I am always inspired when I see various ways the church tries to communicate what Jesus meant when he told us as his followers to “love your enemies.” I remember thinking about this when I was a kid: “NO WAY was I ever going to turn the other cheek… I would turn the other cheek all right, I would make that other person’s cheek turn RED!”
A constant principle that I see embedded in the Kingdom of God ethic is the idea of doing the opposite. Doing the opposite of our natural human reaction in a situation, is usually the right “kingdom-kind-of-action”. I have found that in almost every situation in life, doing the right thing, is almost always doing the opposite of what my natural human reaction is.
This video depicts this counter-cultural principle well…
What is a normal, everyday Christian capable of and expected to do in the kingdom of God, the church? I don’t think we define it concretely enough. Do they have to ingest one Christian book a month, study the Bible everyday devotionally (and intermittently, theologically), pray, be involved in “ministry” at their local “church building” community as well as outside the “church building” in their particular civic community, show up for church every Sunday, be involved in a small group, journal, etc?
What does it really mean to be a spiritually involved person? What does it mean to be an active participant in the expanding spiritual kingdom of God in this world? And particularly for the normal, everyday human being? How much stuff is too much? What is reasonable, sustainable, appropriate, etc? When are we supposed to just live and recognize God is entirely okay with that…actually more than okay than we think?
Perhaps our lives (normal and everyday as they are) are the labratory of God’s kingdom. Perhaps the daily decisions we make as God’s special people actually bring about his kind of kingdom (or world). Perhaps we shouldn’t lump a lot of really good, “spiritual” thing on people, but teach and instruct a viable “kingdom-living ethic”, modeled after the pattern of Jesus (who being in very nature God…). Maybe then we will truly be exercising God’s will on earth as it is in heaven.

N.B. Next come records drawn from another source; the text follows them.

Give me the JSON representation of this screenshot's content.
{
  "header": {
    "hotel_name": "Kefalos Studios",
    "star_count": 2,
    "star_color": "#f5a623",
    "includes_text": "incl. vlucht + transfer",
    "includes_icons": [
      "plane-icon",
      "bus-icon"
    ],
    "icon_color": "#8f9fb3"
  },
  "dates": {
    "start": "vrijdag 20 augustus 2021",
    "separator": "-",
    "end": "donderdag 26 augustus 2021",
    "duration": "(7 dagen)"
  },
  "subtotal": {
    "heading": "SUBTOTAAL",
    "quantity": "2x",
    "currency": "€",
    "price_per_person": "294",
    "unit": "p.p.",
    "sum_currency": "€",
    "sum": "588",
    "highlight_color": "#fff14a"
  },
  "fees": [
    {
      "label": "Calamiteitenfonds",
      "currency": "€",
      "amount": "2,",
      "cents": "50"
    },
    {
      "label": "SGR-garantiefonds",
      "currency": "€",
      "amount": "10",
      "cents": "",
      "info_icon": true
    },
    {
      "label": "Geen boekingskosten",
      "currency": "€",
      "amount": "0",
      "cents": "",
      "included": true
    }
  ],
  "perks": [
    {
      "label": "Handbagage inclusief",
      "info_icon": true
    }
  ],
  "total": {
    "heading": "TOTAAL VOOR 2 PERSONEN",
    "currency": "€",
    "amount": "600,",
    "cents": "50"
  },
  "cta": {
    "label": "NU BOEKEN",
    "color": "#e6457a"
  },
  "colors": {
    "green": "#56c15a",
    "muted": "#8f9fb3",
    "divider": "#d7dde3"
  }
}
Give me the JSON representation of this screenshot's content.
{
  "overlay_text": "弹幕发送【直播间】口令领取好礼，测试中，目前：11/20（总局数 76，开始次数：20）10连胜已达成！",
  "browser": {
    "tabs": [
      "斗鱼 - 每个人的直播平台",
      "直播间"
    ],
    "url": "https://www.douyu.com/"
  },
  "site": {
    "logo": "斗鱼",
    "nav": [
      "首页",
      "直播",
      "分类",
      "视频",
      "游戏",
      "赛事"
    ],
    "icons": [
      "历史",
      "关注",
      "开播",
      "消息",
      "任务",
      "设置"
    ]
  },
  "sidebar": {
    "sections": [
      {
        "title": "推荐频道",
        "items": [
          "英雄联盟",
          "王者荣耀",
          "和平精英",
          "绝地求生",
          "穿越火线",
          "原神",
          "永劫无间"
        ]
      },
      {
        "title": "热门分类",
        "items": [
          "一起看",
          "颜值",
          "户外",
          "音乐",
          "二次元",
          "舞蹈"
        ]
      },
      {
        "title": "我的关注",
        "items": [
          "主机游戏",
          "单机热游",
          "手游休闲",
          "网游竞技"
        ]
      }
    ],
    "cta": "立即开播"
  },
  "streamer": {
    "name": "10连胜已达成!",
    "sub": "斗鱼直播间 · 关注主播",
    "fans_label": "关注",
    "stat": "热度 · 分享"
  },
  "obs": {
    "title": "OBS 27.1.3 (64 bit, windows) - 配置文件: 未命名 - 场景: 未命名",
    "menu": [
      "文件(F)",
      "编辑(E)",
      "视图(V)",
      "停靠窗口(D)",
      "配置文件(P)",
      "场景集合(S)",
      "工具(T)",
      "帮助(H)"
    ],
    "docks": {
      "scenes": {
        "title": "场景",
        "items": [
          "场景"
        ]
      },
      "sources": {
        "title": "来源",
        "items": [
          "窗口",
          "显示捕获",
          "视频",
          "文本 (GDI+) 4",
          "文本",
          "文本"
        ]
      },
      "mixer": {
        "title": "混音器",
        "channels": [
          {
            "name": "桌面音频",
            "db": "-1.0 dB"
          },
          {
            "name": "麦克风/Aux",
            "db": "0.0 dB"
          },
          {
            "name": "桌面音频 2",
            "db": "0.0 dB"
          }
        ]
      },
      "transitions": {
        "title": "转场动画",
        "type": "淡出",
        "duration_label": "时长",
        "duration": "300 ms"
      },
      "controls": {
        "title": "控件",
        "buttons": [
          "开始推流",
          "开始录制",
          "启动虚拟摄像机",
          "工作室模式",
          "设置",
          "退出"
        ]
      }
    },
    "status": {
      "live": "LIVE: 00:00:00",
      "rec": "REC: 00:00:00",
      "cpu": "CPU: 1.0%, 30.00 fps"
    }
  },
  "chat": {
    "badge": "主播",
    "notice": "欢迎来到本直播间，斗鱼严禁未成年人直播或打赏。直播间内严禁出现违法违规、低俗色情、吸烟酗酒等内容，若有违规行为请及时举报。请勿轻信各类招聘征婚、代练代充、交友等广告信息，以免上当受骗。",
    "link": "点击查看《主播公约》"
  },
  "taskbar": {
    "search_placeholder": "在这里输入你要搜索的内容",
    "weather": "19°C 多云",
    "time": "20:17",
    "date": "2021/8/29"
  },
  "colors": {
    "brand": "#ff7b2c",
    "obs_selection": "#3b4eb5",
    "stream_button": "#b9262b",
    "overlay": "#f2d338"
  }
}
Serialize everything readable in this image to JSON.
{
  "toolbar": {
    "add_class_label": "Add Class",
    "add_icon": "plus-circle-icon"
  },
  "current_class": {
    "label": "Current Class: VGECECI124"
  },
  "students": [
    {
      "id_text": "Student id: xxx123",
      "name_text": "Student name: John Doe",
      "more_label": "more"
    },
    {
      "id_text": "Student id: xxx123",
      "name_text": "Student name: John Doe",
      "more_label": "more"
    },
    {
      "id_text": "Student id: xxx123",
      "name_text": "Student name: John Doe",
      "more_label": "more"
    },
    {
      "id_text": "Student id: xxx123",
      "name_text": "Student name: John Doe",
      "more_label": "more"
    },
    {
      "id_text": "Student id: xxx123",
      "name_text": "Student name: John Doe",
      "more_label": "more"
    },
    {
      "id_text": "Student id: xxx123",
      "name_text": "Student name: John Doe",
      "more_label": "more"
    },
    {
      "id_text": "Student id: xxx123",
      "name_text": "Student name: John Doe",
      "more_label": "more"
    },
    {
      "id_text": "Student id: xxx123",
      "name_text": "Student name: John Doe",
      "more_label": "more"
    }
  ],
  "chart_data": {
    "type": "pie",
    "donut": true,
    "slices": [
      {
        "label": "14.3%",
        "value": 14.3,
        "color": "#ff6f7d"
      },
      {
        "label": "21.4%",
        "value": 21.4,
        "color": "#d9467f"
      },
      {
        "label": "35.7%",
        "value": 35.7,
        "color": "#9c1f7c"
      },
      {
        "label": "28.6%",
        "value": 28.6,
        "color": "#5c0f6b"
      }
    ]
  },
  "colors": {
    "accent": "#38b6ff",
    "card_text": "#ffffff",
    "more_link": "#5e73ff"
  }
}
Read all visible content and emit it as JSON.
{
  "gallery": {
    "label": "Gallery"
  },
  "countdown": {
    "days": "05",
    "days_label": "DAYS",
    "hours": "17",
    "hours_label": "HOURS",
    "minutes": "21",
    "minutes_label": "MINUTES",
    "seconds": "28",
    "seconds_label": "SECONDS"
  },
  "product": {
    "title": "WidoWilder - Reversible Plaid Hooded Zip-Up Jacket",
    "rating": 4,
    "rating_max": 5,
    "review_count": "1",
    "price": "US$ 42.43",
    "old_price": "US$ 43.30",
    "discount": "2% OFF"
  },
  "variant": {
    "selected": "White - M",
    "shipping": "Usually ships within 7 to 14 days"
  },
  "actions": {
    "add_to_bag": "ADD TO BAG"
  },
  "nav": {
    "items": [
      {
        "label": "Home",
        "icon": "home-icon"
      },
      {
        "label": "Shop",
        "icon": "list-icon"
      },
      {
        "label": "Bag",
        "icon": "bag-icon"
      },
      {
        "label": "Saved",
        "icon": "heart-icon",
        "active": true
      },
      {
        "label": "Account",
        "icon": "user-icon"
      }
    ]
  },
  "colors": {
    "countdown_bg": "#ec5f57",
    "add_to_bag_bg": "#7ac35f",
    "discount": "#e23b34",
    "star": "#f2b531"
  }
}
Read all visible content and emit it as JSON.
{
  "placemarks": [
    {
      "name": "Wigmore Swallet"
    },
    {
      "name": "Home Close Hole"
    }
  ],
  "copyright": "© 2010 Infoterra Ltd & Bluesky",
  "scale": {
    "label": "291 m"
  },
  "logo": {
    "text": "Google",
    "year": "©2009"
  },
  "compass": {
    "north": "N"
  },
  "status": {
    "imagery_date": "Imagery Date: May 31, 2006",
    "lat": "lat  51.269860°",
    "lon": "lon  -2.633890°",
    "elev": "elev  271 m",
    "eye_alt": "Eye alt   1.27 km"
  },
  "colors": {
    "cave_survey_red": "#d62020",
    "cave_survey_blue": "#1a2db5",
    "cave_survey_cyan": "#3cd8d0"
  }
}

Pastors, in particular, seem to do a marvelous job living beyond what a normal, everyday person has the time (realistically) to handle. It’s not necessarily bad, it’s actually fairly good to be able to have the time to devote to the spiritual life in order to lead people through their spiritual lives… but I wonder if pastors are supposed to be modeling a “daily living, everyday/normal, kingdom ethic” as well? What are people “seeing” modeled in the normal, everyday life of their pastor?
I came across a video that describes what I’m wrestling with in this post. This video is actually a promo video for a curriculum, but the content the speaker discusses actually addresses some relevant things.